I should point out, it doesn’t ask you for the 2FA code every time.
I have my Blink account logged in on 1 phone and 2 tablets.
And then I enabled 2FA using a phone number, and verified the 2FA code on the phone.
The other 2 tablets that were already logged in still worked, without confirming 2FA. The tablets were not logged out, and they did not request 2FA verification, presumably because they were already logged in.

I imagine if you tried to login to the blink account from a new device, it might ask for 2FA. But up to now, I have only needed to enter the 2FA code just one time, and that was for when I enabled it.

I totally agree that having only 1 phone number is a poor approach to 2FA. I have an AirBnb that is managed by a friend. We both need access to the exterior camera.

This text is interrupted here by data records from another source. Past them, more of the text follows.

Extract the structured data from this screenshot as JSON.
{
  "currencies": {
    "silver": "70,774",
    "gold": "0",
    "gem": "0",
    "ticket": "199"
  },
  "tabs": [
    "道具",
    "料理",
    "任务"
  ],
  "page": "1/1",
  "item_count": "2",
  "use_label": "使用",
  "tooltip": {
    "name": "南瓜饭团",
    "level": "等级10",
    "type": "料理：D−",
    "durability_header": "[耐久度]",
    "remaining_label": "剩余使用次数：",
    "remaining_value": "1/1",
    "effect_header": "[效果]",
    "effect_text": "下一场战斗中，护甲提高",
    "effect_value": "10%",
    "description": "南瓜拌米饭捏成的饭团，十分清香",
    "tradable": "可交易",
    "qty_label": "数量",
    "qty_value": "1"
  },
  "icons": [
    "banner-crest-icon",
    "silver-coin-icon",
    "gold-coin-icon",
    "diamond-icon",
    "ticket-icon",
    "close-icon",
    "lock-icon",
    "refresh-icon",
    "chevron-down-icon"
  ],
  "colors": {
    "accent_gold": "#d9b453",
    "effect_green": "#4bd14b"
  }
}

they just disabled my account, had 2fa with verification via email but now they want phone number for verification. i provided phone number but they never sent code to verify. what a bunch of idiots

Totally broken now. Does anyone still have access to their account/cameras?

Unable to use my camera any longer. Disappointed. Time to move on.